▸ INPUT RECORDS:
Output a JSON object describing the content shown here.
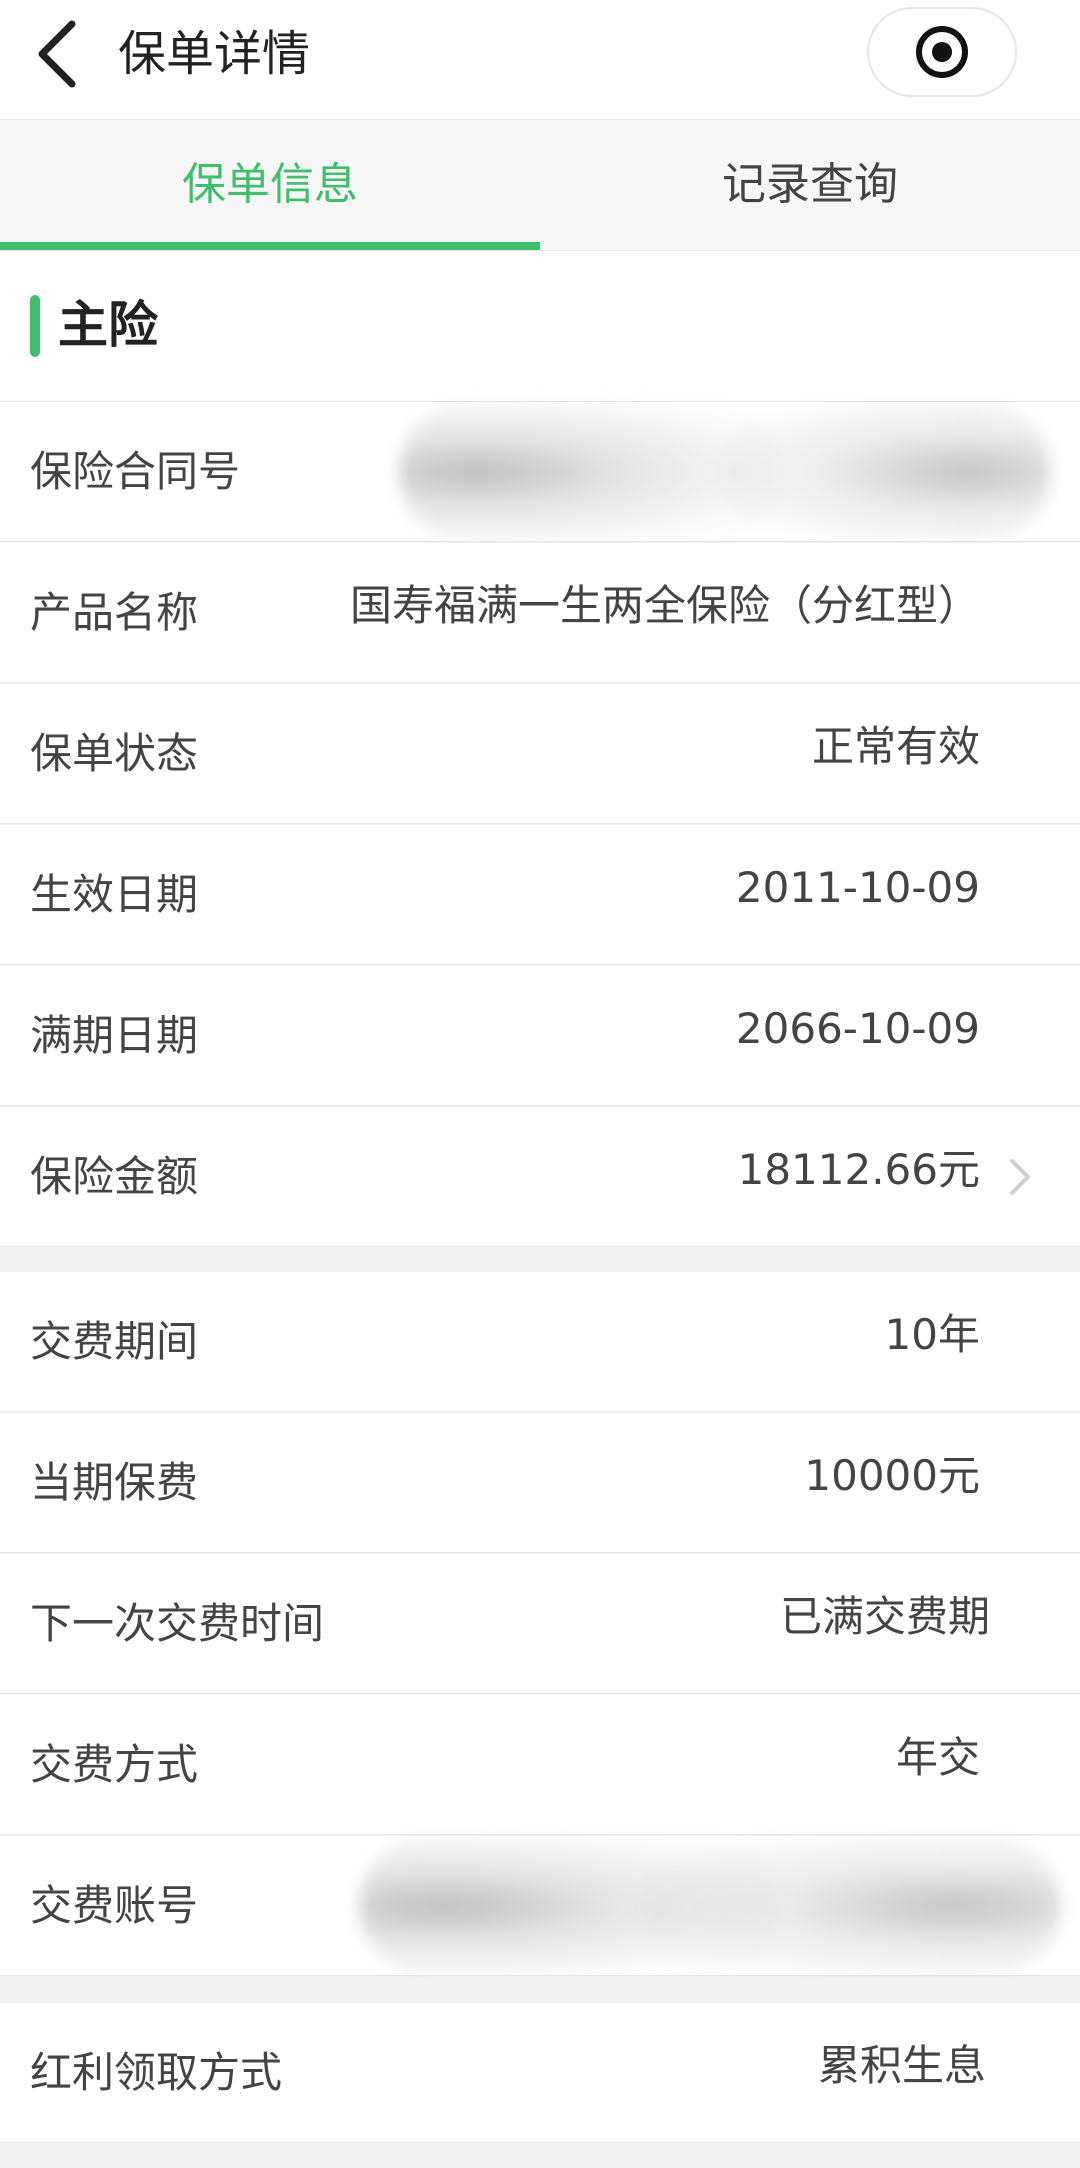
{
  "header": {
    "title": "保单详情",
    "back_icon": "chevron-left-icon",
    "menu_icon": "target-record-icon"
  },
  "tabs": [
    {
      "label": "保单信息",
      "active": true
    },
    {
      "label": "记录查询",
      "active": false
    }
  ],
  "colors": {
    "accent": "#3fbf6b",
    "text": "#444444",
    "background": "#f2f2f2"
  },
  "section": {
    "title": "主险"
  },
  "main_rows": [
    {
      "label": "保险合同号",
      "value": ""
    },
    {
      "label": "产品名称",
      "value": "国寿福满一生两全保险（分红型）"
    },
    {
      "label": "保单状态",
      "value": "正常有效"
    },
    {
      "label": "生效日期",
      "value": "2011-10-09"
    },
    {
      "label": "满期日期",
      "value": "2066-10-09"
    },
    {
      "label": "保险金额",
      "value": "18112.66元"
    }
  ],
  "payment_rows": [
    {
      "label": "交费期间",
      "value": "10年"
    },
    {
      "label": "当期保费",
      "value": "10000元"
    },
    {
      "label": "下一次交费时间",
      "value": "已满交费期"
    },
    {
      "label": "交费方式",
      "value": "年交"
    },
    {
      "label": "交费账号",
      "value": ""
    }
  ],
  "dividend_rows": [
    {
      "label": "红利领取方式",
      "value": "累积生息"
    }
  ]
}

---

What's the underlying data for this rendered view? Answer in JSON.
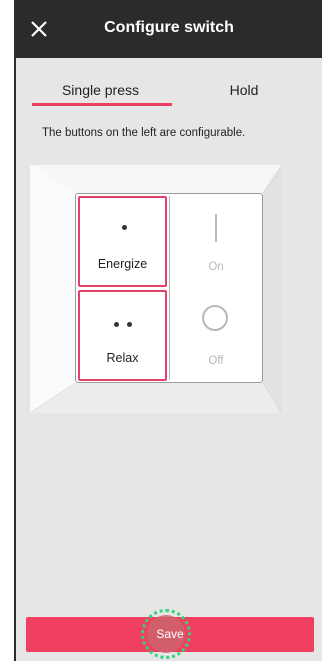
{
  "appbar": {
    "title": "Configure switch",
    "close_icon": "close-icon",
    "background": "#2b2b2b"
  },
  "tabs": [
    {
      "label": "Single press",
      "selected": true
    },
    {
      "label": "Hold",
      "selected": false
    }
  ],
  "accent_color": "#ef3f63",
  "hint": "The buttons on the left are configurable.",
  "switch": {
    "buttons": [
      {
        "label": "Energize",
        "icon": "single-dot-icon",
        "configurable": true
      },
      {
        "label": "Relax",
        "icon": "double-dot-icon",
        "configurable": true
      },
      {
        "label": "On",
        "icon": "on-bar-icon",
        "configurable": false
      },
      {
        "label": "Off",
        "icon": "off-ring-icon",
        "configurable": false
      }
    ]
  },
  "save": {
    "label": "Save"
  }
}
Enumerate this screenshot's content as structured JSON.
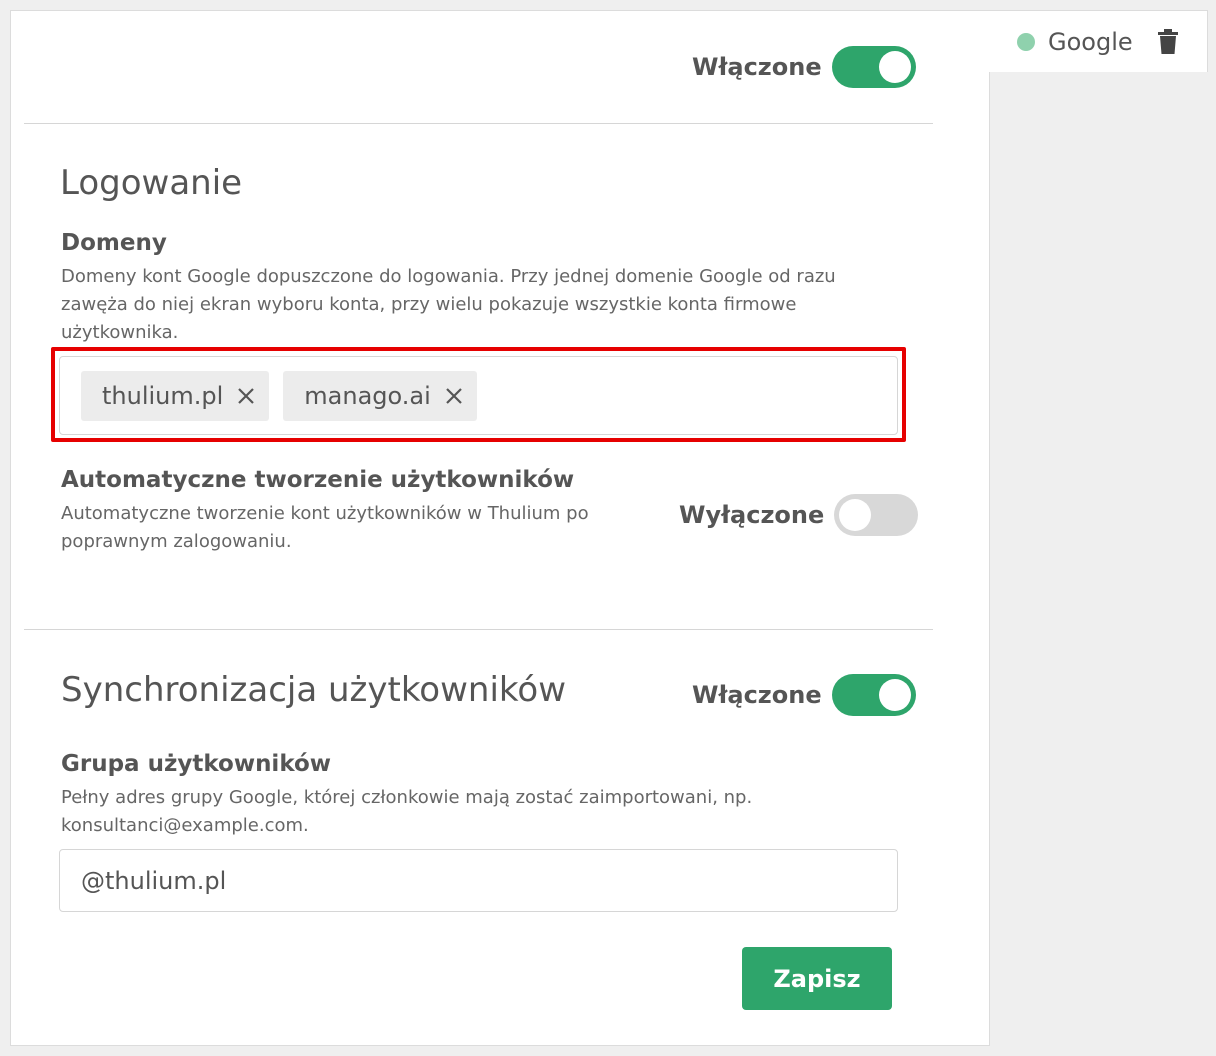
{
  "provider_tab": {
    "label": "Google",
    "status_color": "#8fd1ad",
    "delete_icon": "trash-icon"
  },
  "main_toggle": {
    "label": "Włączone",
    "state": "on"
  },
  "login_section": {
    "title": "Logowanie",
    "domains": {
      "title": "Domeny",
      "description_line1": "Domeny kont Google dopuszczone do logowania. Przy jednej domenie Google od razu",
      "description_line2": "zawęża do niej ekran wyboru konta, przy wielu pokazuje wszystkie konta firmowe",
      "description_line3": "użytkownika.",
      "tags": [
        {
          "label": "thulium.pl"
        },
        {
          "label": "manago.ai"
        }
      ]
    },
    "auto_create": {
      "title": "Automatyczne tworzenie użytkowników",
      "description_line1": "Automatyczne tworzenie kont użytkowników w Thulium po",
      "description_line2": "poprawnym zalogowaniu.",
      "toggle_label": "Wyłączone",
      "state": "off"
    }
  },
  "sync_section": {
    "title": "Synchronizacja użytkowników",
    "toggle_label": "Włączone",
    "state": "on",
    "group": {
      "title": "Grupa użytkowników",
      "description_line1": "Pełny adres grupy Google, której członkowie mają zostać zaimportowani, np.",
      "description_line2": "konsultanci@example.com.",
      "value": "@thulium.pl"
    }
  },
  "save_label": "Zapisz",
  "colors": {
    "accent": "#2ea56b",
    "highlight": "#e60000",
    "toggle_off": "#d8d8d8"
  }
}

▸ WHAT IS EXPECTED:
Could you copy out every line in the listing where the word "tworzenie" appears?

▸ SOLVED PROBLEM:
      "title": "Automatyczne tworzenie użytkowników",
      "description_line1": "Automatyczne tworzenie kont użytkowników w Thulium po",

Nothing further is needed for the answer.